Science Behind Music

The Science Behind Music That Can Increase Your Productivity

Want to be more productive? Learn about the new science behind music!

Distractions at work constantly compete for our attention and can distract us from our tasks at hand, ultimately disrupting our overall productivity.

So what’s one to do? Recently, scientists and researchers around the world have found that the type of music you listen to while you work can have a huge affect on your productivity. Here’s the science behind music and how it can make or break your productivity.

Studies from  the University of Birmingham, England, found that music is effective in raising efficiency in repetitive work. So for example, if you are mindlessly entering data into a spreadsheet add some music to make your task go by that much faster.

When it comes to tasks that require more concentration and focus, finding that perfect playlist is not as easy. But, here are some interesting facts and suggestions that can help you during those times.

Sounds of Nature

Researchers at Rensselaer Polytechnic Institute found that adding a natural element could boost your overall mood and focus. Sounds of nature can mask intelligible speech just as well as white noise. It can also enhance cognitive functioning, optimizing the ability to concentrate and lift your spirits. Researchers used a mountain stream sound in their study and discovered that it possessed enough randomness that it didn’t distract test subjects.

Songs That Make You Feel Good

Listening to music you like can make you feel better. Assistant professor in the music therapy program at the University of Miami, Teresa Lesiuk found that personal choice in music is important. Participants of the study who listened to music they enjoyed completed their tasks more quickly and came up with better ideas than those who didn’t.

“When you’re stressed, you might make a decision more hastily; you have a very narrow focus of attention,” Lesiuk told the New York Times. “When you’re in a positive mood, you’re able to take in more options.”

Songs You Like or Dislike

Researchers from Fu Jen Catholic University in Xinzhuang City, Taiwan, studied how a listener’s fondness for music affected their concentration levels. They concluded that background music influenced the listener’s attention. This influence has more to do with their fondness for the music than with type of music. Compared to situations without background music, the likelihood of background music affecting workers attention performance is likely to increase with the degree to which they like or dislike the music.

Songs Without Lyrics

Research from Cambridge Sound Management, found that music with lyrics forces us to shift focus from our work to figuring out what someone is saying. Speech distracts about 48% of office workers according to Cambridge’s 2008 study.

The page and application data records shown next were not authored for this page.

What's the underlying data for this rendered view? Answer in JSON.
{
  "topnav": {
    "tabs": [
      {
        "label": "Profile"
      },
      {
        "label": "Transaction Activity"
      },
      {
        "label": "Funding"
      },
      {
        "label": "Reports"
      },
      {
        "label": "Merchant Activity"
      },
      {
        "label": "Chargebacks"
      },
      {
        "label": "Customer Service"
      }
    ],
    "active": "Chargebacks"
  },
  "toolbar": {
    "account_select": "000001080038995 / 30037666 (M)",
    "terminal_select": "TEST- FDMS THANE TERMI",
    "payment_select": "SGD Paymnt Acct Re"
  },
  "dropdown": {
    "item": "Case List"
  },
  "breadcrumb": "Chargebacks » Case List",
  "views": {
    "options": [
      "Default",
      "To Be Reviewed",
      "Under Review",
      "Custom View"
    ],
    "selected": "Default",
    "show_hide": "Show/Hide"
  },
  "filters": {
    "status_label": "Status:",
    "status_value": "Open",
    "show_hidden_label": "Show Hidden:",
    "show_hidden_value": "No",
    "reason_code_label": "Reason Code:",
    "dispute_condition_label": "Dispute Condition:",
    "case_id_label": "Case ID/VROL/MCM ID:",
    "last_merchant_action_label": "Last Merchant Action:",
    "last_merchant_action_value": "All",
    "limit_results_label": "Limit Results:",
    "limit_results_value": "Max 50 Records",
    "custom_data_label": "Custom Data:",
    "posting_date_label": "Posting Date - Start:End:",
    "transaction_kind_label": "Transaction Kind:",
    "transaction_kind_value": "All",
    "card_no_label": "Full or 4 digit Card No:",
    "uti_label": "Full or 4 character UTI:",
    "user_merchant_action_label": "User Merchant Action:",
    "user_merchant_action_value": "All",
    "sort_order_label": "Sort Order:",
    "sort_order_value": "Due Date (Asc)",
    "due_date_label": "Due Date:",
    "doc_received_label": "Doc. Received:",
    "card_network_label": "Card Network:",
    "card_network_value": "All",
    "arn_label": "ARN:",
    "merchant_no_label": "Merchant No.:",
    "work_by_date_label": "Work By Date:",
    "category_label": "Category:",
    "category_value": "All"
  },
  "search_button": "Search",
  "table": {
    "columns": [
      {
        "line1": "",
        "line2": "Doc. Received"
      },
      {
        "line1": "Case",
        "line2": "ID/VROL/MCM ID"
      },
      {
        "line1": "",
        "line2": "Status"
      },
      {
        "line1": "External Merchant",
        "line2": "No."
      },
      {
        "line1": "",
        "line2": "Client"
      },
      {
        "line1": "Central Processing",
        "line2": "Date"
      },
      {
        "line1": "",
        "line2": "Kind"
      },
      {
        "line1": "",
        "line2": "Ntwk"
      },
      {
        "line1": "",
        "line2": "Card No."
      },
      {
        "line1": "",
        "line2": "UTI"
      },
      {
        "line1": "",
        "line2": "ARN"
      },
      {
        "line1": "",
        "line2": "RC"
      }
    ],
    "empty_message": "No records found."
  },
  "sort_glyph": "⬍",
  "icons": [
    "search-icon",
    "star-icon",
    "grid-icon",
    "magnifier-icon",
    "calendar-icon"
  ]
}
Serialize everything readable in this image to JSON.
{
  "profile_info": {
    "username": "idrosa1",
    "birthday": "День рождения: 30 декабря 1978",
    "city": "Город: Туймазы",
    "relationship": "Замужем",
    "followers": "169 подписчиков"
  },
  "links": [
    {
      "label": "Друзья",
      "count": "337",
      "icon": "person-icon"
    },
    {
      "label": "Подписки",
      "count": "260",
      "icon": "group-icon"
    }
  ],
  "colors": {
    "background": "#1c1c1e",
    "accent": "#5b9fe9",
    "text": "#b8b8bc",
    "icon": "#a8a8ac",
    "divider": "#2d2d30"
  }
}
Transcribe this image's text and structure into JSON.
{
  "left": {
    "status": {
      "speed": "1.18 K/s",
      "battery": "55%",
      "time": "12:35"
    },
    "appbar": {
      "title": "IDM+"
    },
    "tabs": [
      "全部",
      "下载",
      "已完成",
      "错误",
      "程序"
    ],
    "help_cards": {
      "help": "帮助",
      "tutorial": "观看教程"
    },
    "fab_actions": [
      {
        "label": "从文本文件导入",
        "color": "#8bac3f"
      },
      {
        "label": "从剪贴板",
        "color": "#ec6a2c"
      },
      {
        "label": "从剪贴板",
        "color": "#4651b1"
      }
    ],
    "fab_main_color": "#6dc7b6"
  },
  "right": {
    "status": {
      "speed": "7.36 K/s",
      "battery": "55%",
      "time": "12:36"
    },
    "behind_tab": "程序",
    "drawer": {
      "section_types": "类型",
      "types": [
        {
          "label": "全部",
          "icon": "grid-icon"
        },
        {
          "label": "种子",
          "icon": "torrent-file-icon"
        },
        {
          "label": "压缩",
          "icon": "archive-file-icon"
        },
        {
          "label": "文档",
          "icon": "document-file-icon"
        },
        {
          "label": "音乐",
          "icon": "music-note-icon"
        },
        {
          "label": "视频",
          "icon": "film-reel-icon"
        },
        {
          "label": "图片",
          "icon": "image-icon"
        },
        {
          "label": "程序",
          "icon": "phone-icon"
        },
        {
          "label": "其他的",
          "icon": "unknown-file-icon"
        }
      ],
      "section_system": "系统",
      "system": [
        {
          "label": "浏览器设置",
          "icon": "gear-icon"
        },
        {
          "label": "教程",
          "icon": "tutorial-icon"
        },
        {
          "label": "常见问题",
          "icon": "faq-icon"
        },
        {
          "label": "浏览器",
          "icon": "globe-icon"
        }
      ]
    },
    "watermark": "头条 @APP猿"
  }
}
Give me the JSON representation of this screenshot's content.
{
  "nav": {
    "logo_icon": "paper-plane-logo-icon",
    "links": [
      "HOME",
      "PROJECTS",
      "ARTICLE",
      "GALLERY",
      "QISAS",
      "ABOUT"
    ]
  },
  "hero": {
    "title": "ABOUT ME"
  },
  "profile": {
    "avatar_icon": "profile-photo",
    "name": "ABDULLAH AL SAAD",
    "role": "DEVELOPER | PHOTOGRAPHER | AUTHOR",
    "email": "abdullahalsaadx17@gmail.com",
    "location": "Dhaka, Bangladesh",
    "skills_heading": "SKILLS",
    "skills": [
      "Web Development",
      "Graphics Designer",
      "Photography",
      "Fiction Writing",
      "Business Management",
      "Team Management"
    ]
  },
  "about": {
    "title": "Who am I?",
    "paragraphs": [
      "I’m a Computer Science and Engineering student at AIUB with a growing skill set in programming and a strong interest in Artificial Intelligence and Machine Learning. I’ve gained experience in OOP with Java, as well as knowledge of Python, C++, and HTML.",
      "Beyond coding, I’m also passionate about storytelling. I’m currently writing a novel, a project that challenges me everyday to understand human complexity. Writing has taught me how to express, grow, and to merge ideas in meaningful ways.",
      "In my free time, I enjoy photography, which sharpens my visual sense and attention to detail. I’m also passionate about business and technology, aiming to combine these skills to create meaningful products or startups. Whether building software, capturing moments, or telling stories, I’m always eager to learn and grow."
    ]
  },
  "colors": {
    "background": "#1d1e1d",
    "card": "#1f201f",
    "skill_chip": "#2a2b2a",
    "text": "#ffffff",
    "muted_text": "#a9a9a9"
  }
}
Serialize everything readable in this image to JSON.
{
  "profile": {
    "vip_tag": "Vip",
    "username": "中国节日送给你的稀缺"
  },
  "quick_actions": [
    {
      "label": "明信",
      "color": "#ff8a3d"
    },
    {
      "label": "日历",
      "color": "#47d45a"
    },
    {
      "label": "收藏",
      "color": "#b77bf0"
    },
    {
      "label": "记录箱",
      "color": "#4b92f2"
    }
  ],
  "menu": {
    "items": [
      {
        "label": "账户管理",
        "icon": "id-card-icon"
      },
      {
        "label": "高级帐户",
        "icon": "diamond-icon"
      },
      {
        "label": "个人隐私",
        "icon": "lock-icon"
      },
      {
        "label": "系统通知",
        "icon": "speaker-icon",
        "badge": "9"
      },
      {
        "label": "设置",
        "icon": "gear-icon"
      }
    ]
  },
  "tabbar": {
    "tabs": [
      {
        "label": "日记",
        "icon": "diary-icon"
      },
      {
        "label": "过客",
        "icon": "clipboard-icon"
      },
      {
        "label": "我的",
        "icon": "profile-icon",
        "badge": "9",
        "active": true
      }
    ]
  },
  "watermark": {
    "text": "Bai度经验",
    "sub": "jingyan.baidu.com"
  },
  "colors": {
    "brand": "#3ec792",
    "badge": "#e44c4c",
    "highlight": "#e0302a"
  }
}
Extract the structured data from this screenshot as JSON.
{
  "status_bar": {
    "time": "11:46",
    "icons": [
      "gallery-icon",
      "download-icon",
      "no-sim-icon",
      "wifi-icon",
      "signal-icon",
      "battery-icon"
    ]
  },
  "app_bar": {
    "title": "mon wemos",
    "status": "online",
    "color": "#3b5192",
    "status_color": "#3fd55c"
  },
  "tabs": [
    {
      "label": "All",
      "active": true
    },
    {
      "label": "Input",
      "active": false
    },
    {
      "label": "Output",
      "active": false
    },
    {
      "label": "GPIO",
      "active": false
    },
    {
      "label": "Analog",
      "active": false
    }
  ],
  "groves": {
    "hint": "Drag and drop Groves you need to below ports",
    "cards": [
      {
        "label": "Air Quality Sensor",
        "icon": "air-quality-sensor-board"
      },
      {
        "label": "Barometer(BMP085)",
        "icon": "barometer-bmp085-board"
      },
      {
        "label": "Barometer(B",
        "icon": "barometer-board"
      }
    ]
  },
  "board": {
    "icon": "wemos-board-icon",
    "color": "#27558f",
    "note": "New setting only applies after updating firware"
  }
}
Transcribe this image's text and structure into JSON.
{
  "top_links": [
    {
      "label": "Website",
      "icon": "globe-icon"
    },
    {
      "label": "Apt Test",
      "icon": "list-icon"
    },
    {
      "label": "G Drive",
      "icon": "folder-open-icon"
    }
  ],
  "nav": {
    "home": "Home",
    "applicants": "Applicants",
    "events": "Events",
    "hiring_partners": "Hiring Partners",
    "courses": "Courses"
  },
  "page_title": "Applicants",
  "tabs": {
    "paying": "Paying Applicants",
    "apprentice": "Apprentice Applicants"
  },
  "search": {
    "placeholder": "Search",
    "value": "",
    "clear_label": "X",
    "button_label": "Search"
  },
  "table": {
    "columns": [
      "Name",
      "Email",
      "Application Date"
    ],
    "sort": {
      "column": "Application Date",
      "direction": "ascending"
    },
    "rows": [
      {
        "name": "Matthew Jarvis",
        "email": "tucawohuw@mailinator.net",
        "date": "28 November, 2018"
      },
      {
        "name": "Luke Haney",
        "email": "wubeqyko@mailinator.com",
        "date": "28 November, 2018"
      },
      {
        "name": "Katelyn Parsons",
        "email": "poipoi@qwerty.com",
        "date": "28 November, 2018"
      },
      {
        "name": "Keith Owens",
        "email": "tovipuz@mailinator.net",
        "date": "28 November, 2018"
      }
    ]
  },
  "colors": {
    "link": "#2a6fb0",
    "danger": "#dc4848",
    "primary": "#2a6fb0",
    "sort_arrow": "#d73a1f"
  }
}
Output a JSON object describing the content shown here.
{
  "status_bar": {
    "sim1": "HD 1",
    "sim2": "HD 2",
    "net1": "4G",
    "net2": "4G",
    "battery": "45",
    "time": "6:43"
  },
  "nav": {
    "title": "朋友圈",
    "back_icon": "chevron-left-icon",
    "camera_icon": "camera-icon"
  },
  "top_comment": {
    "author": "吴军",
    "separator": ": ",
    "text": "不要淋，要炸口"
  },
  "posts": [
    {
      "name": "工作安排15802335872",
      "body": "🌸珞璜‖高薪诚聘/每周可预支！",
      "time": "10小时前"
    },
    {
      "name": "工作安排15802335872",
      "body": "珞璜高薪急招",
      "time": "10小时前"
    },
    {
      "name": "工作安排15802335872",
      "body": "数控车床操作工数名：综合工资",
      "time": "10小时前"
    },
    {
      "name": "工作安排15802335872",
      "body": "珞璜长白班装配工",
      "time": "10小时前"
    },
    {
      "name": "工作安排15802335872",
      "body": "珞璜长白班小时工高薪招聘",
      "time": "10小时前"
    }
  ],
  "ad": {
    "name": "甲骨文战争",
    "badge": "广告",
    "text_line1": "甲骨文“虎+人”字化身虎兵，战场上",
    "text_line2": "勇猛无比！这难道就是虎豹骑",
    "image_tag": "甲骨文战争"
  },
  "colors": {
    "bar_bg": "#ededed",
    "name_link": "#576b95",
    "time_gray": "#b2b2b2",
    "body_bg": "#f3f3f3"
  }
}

Songs With a Specific Tempo

Music tempo can have varying affects on your arousal. Canadian researchers found subjects performed better on IQ tests while listening to up-tempo music. If your work requires you to be more upbeat, try listening to music that matches this tempo. Baroque music, for example, is a popular choice for many needing to get work done.

In fact, in a small study by researchers at the University of Maryland in Baltimore, Harbor Hospital in Baltimore, and the University of Pennsylvania Health System in Philadelphia, the radiologists they studied reported an improvement in their work and mood when they listened to baroque music.

Another study by researchers from BMS College of Engineering in Bangalore, Malaysia, reported that their subjects showed a dramatic reduction in feelings of stress and an increased sense of physical relaxation when they listened to music that played around 60 beats per minute.

Songs Played at Medium Volume Increase Creativity

Researchers from the University of Illinois at Urbana-Champaign, the University of British Columbia, Vancouver, and the University of Virginia, Charlottesville, found that moderate to medium noise levels are ideal for creative thinking. While both high and moderate noise levels have been found to open people’s minds to more abstract thinking, high noise levels decrease the brain’s ability to process information. So try listening to your music at a moderate volume level and see if it makes a difference for you.

Music and the Masses

Though these studios are based around worker’s productivity, we must also consider how music affects our customers. If you are playing background music in your waiting room, your retail shop or restaurant take these scientific findings into consideration as well. How do you want your customers to feel? Energized, excited, or relaxed? Studies also prove that music affects consumer buying behavior and perception. So make sure your music is fitting for your brand, culture and environment.

If you are looking for more information about music and audio branding, or custom music for your marketing Vast Marketing Solutions can help.